Practices to Support Regulation and Relationships
(Part 2)

Instructor: Nanette Negri, Ph. D
Date and Time: Thursday, July 20, 2017: 9:00 AM - 2:30 PM
Registration Fee: $30 for Dane County DD providers and family members/$75 all others

Click here to register

We all experience stress.  Whether you are an individual requiring significant support from others (due to sensory/ movement/ neurophysiological differences), or an individual providing support to another, the practices shared in this workshop can make your experience in that support relationship and your life in general; more positive, more meaningful, more satisfying, and less stressful.  Sensory and movement regulation are directly tied to emotional regulation…being able to feel safe and good about ourselves, and to be “in control.”  Science is now showing us that certain practices can not only help us manage our bodies, but can actually create changes in our brains; having a powerful positive effect on our overall health, well-being, and happiness.

This session will give you an opportunity to begin or extend your knowledge about relationships, regulation, and relaxation.  It will offer information on direct application for you and the people you support/interact with in your jobs. You will see and experience how these practices can help with finding focus and maintaining calm states as well as how to use them to help manage upsets and dysregulations.  Wear comfortable clothes, bring an open and curious mind, and be prepared to experience and enjoy!

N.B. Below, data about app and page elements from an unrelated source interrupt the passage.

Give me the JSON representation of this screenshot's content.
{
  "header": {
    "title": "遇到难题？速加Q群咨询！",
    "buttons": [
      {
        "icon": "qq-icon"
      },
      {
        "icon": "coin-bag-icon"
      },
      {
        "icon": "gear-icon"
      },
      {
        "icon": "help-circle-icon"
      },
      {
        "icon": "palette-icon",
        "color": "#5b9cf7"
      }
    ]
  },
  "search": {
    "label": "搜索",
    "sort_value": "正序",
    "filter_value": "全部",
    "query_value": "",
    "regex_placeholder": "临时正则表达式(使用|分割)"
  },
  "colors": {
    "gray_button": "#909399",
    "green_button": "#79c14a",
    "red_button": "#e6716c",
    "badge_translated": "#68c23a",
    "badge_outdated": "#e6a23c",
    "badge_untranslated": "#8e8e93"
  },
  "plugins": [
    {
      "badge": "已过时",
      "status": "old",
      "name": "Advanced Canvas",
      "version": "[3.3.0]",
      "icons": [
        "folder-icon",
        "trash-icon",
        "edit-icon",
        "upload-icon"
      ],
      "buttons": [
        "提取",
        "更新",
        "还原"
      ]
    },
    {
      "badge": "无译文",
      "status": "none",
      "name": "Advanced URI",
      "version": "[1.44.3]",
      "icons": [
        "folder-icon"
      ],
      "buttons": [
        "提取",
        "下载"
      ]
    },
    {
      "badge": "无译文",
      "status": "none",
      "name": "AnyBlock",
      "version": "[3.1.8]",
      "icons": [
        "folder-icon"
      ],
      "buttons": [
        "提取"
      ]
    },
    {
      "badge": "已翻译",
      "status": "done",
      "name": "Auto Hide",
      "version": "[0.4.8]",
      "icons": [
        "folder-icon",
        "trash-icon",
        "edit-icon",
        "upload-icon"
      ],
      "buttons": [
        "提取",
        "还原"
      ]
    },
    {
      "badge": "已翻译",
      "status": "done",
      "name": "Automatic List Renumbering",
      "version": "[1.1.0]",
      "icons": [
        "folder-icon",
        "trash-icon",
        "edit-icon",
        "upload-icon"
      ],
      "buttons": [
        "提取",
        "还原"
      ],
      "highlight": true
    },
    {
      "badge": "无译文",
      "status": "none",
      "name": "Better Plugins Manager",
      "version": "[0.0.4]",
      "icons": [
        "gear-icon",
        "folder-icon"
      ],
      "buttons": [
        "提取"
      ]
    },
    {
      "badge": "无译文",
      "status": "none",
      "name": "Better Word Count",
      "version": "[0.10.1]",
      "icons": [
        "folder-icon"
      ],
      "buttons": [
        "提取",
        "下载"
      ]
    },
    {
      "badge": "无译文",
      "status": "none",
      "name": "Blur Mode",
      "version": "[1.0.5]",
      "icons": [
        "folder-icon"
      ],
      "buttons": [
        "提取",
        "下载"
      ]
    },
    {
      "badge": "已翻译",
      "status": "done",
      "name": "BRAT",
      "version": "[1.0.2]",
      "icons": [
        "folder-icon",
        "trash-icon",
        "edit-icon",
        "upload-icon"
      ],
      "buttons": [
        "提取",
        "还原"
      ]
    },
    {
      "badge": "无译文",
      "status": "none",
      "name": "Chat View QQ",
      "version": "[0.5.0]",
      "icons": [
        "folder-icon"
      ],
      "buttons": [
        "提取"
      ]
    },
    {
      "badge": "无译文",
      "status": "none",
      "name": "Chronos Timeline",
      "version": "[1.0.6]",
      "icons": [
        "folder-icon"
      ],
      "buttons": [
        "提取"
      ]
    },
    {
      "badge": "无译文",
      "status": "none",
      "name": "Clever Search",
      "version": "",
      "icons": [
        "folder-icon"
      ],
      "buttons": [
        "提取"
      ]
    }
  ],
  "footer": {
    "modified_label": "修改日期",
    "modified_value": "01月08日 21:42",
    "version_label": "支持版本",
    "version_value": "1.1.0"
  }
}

These workshops are open to all individuals involved in any level or aspect of support in our system, including consumers.  It is suggested that participants sign up for both workshops, taking Part 1 first.  If this is not possible for you, please feel free to contact Nanette Negri and discuss your situation.

About the instructors:

Nan Negri operates the Rhythms Program at Community Outreach Wisconsin, a cooperative effort between the Waisman Center and Dane County Human Services to further enhance the lives of individuals who experience complex sensory and movement differences and those who support them. 

Mary Ursem has worked in fields supporting individuals for 20 years. She has a Bachelor’s degree in Communicative Disorders, Masters in Special Education, and an Autism Specialist certification. Mary has been a direct care supporter in recreational, educational, residential, and vocational training programs and currently works as a behavior consultant for University of Wisconsin Waisman Center, Community TIES program. Throughout her career Mary has continuously been involved in providing high quality, meaningful opportunities of equal access for individuals of all ages.

Trainings on behavioral support are designed to assist professionals in learning how to effectively support persons with developmental disabilities and others who could experience the full range of behavioral escalation.